Woodlands, the seat of the Hamilton family, near Philadelphia, was, so long ago as 1805, highly celebrated for its gardening beauties. The refined taste and the wealth of its accomplished owner, were freely lavished in its improvement and embellishment; and at a time when the introduction of rare exotics was attended with a vast deal of risk and trouble, the extensive green-houses and orangeries of this seat contained all the richest treasures of the exotic flora, and among other excellent gardeners employed, was the distinguished botanist Pursh, whose enthusiastic taste in his favorite science was promoted and aided by Mr. Hamilton. The extensive pleasure grounds were judiciously planted, singly and in groups, with a great variety of the finest species of trees. The attention of the visitor to this place is now arrested by two very large specimens of that curious tree, the Japanese Ginko (Salisburia), 60 or 70 feet high, perhaps the finest in Europe or America, by the noble magnolias, and the rich park-like appearance of some of the plantations of the finest native and foreign oaks. From the recent unhealthiness of this portion of the Schuylkill, Woodlands has fallen into decay, but there can be no question that it was, for a long time, the most tasteful and beautiful residence in America.
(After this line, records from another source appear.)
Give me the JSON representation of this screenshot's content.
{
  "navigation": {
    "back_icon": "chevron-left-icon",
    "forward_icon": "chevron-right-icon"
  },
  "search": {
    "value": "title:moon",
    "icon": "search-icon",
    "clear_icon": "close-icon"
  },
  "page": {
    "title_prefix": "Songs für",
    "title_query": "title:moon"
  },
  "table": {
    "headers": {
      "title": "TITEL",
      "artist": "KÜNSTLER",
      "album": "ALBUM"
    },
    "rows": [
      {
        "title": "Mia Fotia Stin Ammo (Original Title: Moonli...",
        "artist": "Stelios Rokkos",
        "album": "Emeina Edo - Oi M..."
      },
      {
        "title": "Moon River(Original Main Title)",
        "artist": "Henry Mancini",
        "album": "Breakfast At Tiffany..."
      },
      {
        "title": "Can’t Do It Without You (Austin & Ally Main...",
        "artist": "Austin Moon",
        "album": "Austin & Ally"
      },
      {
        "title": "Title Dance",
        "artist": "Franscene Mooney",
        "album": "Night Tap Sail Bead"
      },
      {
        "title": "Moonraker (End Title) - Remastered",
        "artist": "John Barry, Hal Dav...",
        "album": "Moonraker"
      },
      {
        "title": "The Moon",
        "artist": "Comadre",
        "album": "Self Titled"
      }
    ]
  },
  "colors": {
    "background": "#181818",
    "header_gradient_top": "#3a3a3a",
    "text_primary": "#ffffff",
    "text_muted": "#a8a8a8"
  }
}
The seat of the late Judge Peters, about five miles from Philadelphia, was, 30 years ago, a noted specimen of the ancient school of landscape gardening, Its proprietor had a most extended reputation as a scientific agriculturist, and his place was also no less remarkable for the design and culture of its pleasure-grounds, than for the excellence of its farm. Long and stately avenues, with vistas terminated by obelisks, a garden adorned with marble vases, busts, and statues, and pleasure grounds filled with the rarest trees and shrubs, were conspicuous features here. Some of the latter are now so remarkable as to attract strongly the attention of the visitor. Among them, is the chestnut planted by Washington, which produces the largest and finest fruit; very large hollies; and a curious old box-tree much higher than the mansion near which it stands. But the most striking feature now, is the still remaining grand old avenue of hemlocks. Many of these trees, which were planted 100 years ago, are now venerable specimens, ninety feet high, whose huge trunks and wide spread branches are in many cases densely wreathed and draped with masses of English Ivy, forming the most picturesque sylvan objects we ever beheld.